All the records that follow need to be reproduced exactly. Omit the images.

SOURCE MATERIAL:
Segment Open

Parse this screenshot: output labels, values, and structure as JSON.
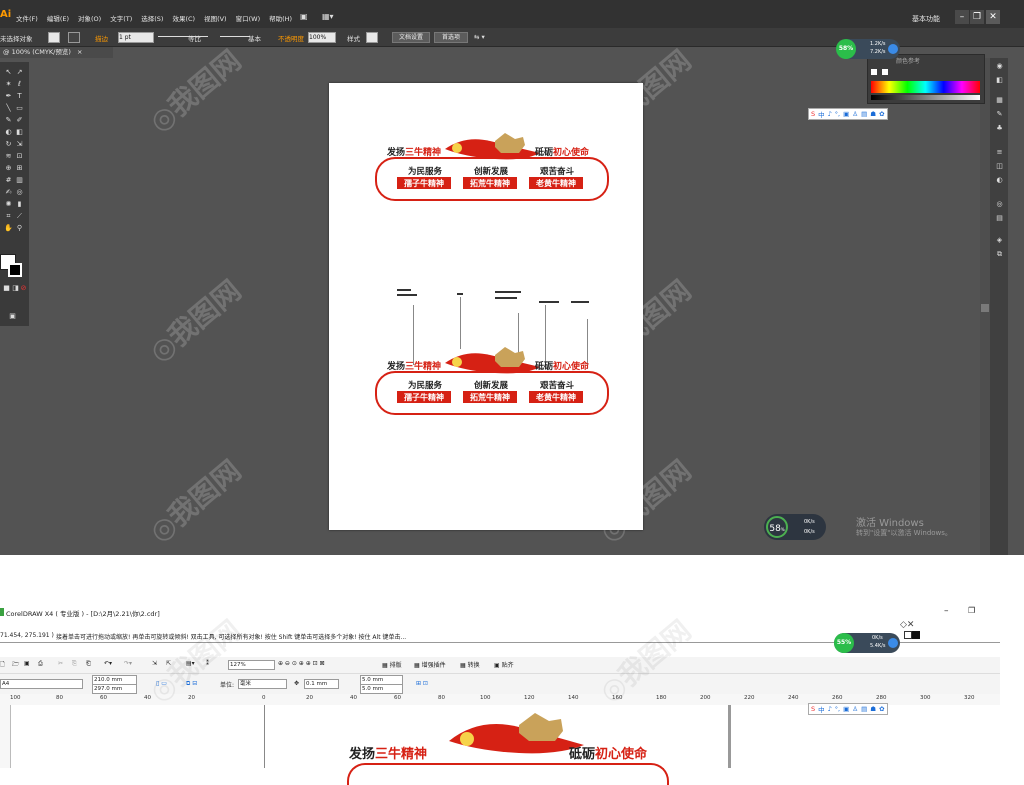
{
  "illustrator": {
    "logo": "Ai",
    "menu": [
      "文件(F)",
      "编辑(E)",
      "对象(O)",
      "文字(T)",
      "选择(S)",
      "效果(C)",
      "视图(V)",
      "窗口(W)",
      "帮助(H)"
    ],
    "workspace": "基本功能",
    "control": {
      "no_selection": "未选择对象",
      "stroke_label": "描边",
      "stroke_value": "1 pt",
      "profile": "等比",
      "brush": "基本",
      "opacity_label": "不透明度",
      "opacity_value": "100%",
      "style_label": "样式",
      "doc_setup": "文档设置",
      "preferences": "首选项"
    },
    "doc_tab": "@ 100% (CMYK/预览)",
    "color_panel_title": "颜色参考",
    "speed": {
      "percent": "58%",
      "up": "1.2K/s",
      "down": "7.2K/s"
    },
    "speed2": {
      "percent": "58",
      "up": "0K/s",
      "down": "0K/s"
    },
    "activate": {
      "line1": "激活 Windows",
      "line2": "转到\"设置\"以激活 Windows。"
    },
    "ime_items": [
      "中",
      "♪",
      "°,",
      "▣",
      "♙",
      "▤",
      "☗",
      "✿"
    ]
  },
  "design": {
    "left_slogan": "发扬",
    "left_red": "三牛精神",
    "right_slogan": "砥砺",
    "right_red": "初心使命",
    "phrases": [
      "为民服务",
      "创新发展",
      "艰苦奋斗"
    ],
    "spirits": [
      "孺子牛精神",
      "拓荒牛精神",
      "老黄牛精神"
    ]
  },
  "coreldraw": {
    "title": "CorelDRAW X4 ( 专业版 ) - [D:\\2月\\2.21\\你\\2.cdr]",
    "coords": "71.454, 275.191 )",
    "hint": "接着单击可进行拖动或缩放! 再单击可旋转或倾斜! 双击工具, 可选择所有对象! 按住 Shift 键单击可选择多个对象! 按住 Alt 键单击...",
    "zoom": "127%",
    "toolbar_labels": [
      "排版",
      "增强插件",
      "转换",
      "贴齐"
    ],
    "page_size": "A4",
    "width": "210.0 mm",
    "height": "297.0 mm",
    "unit_label": "单位:",
    "unit": "毫米",
    "nudge": "0.1 mm",
    "dup_x": "5.0 mm",
    "dup_y": "5.0 mm",
    "ruler": [
      "100",
      "80",
      "60",
      "40",
      "20",
      "0",
      "20",
      "40",
      "60",
      "80",
      "100",
      "120",
      "140",
      "160",
      "180",
      "200",
      "220",
      "240",
      "260",
      "280",
      "300",
      "320"
    ],
    "speed": {
      "percent": "55%",
      "up": "0K/s",
      "down": "5.4K/s"
    },
    "left_slogan": "发扬",
    "left_red": "三牛精神",
    "right_slogan": "砥砺",
    "right_red": "初心使命"
  },
  "colors": {
    "red": "#d62114",
    "gold": "#c9a25a",
    "ai_bg": "#535353"
  }
}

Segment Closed

SOLUTION BELOW:
Parse this screenshot: output labels, values, and structure as JSON.
{
  "illustrator": {
    "logo": "Ai",
    "menu": [
      "文件(F)",
      "编辑(E)",
      "对象(O)",
      "文字(T)",
      "选择(S)",
      "效果(C)",
      "视图(V)",
      "窗口(W)",
      "帮助(H)"
    ],
    "workspace": "基本功能",
    "control": {
      "no_selection": "未选择对象",
      "stroke_label": "描边",
      "stroke_value": "1 pt",
      "profile": "等比",
      "brush": "基本",
      "opacity_label": "不透明度",
      "opacity_value": "100%",
      "style_label": "样式",
      "doc_setup": "文档设置",
      "preferences": "首选项"
    },
    "doc_tab": "@ 100% (CMYK/预览)",
    "color_panel_title": "颜色参考",
    "speed": {
      "percent": "58%",
      "up": "1.2K/s",
      "down": "7.2K/s"
    },
    "speed2": {
      "percent": "58",
      "up": "0K/s",
      "down": "0K/s"
    },
    "activate": {
      "line1": "激活 Windows",
      "line2": "转到\"设置\"以激活 Windows。"
    },
    "ime_items": [
      "中",
      "♪",
      "°,",
      "▣",
      "♙",
      "▤",
      "☗",
      "✿"
    ]
  },
  "design": {
    "left_slogan": "发扬",
    "left_red": "三牛精神",
    "right_slogan": "砥砺",
    "right_red": "初心使命",
    "phrases": [
      "为民服务",
      "创新发展",
      "艰苦奋斗"
    ],
    "spirits": [
      "孺子牛精神",
      "拓荒牛精神",
      "老黄牛精神"
    ]
  },
  "coreldraw": {
    "title": "CorelDRAW X4 ( 专业版 ) - [D:\\2月\\2.21\\你\\2.cdr]",
    "coords": "71.454, 275.191 )",
    "hint": "接着单击可进行拖动或缩放! 再单击可旋转或倾斜! 双击工具, 可选择所有对象! 按住 Shift 键单击可选择多个对象! 按住 Alt 键单击...",
    "zoom": "127%",
    "toolbar_labels": [
      "排版",
      "增强插件",
      "转换",
      "贴齐"
    ],
    "page_size": "A4",
    "width": "210.0 mm",
    "height": "297.0 mm",
    "unit_label": "单位:",
    "unit": "毫米",
    "nudge": "0.1 mm",
    "dup_x": "5.0 mm",
    "dup_y": "5.0 mm",
    "ruler": [
      "100",
      "80",
      "60",
      "40",
      "20",
      "0",
      "20",
      "40",
      "60",
      "80",
      "100",
      "120",
      "140",
      "160",
      "180",
      "200",
      "220",
      "240",
      "260",
      "280",
      "300",
      "320"
    ],
    "speed": {
      "percent": "55%",
      "up": "0K/s",
      "down": "5.4K/s"
    },
    "left_slogan": "发扬",
    "left_red": "三牛精神",
    "right_slogan": "砥砺",
    "right_red": "初心使命"
  },
  "colors": {
    "red": "#d62114",
    "gold": "#c9a25a",
    "ai_bg": "#535353"
  }
}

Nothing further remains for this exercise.